 If you do a good job with the fellowship, you might be able to sneak into a categorical slot somewhere. Make sure you take the ABSITE again too. The scores are really important.

Have your program director keep an eye on the program directors' list serve. Categorical slots open up frequently—even into June.

Good luck.


  1. I agree with the recommendation to consider a fellowship, although I'm not quite as down on the idea of a research fellowship (perhaps because of my academic bias). Also, if you are willing to repeat a few years and truly love general surgery, you may step back to another P1/P2 year or even try to go through the match again as a categorical R1.

    If you can't find that, and still want to stay procedural, consider IM residency as opposed to FP - you could follow that with a procedural specialty like GI.

  2. Andrew, I have nothing against research. I just think that most program directors would prefer to hire replacement residents with recent clinical experience.

    I agree that going back through the match is a possible option, but in a recent post [], I pointed out that surgical program directors who were surveyed said that the least important factor in ranking applicants in the match was whether an applicant had done a preliminary year.

    For the reason you stated, I agree 100% with your advice to do internal medicine if surgery doesn't work out.
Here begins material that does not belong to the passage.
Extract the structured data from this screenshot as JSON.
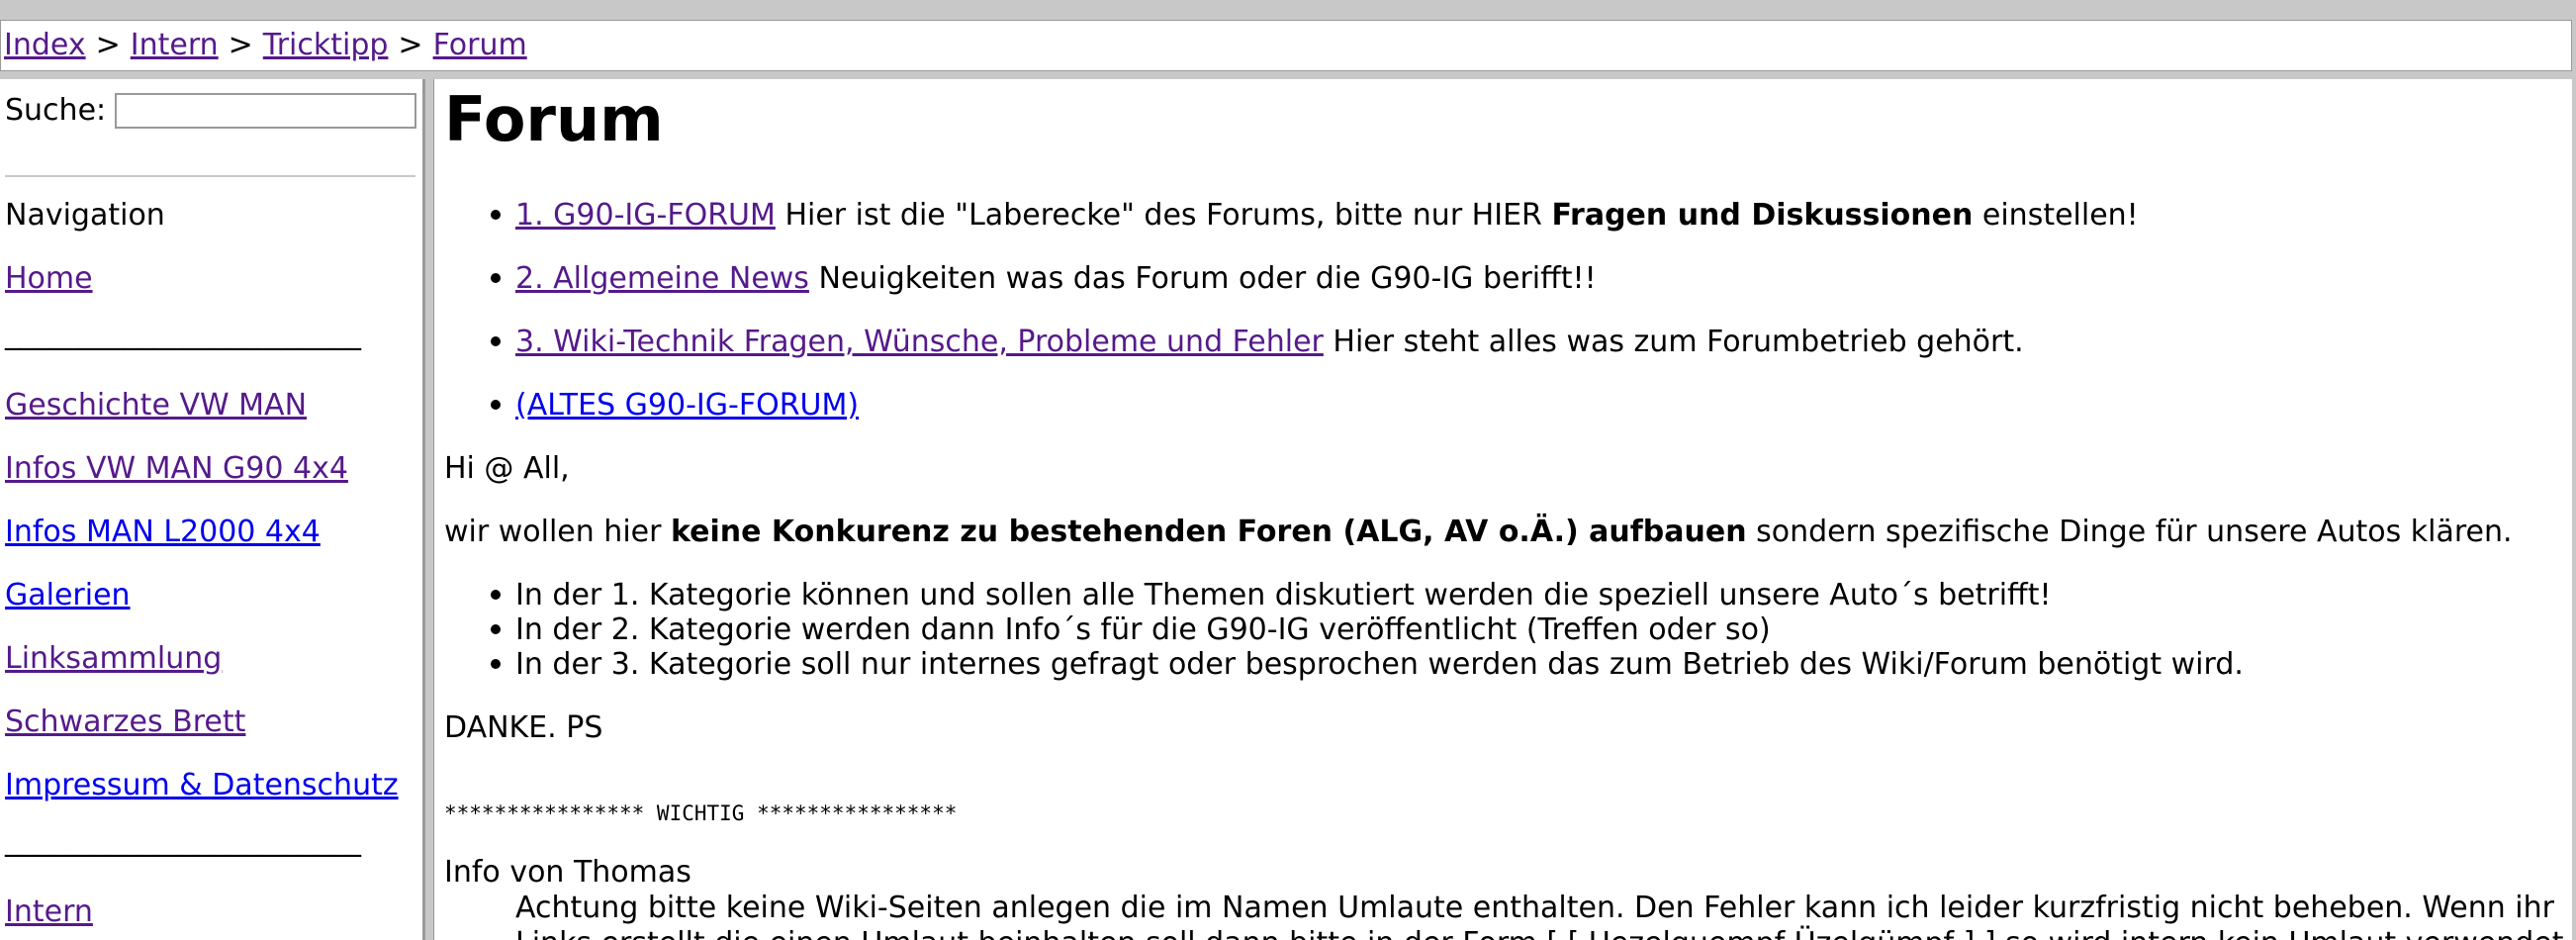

  3. Why are non-designated prelim spots even offered? Is it to provide a large pool of spares in case categorical residents drop out late?

    I am not tryimg to be snarky here.

  4. Anon, it's a good question. Honestly, non-designated prelim spots exist only for service and coverage. A few lucky prelims secure categorical positions, the rest are cast adrift.With the attrition rate of categorical residents holding steady at about 20%, there does need to be a pool of non-designated prelims. Does it need to be several hundred? No.

  5. Frankly, prelims are used as cheap labor. In my program, they were loved by the adjunct faculty because most of them were trained surgeons who were trying to branch into the states. Patients were taken care of with minimal teaching really required. However categoricals were from US Medical schools and had less clinical training. Some of the prelims would have made excellent surgeons. Just my opinion... I was one of those categoricals

    1. You are correct on all counts. They are very cheap labor. Who else would work 80+ hours/week for $50K and no guarantee of reaching their goal of becoming a surgeon. In many places, the prelims also get more time on the crappy rotations. Some of them would make excellent surgeons.

  6. I am happy to report that Maicon has secured a categorical position in general surgery.

  7. Congrats Maicon and thanks skeptical scalpel for letting us know. Being an IMG who wants to get into surgery myself, this gave me a ton of hope!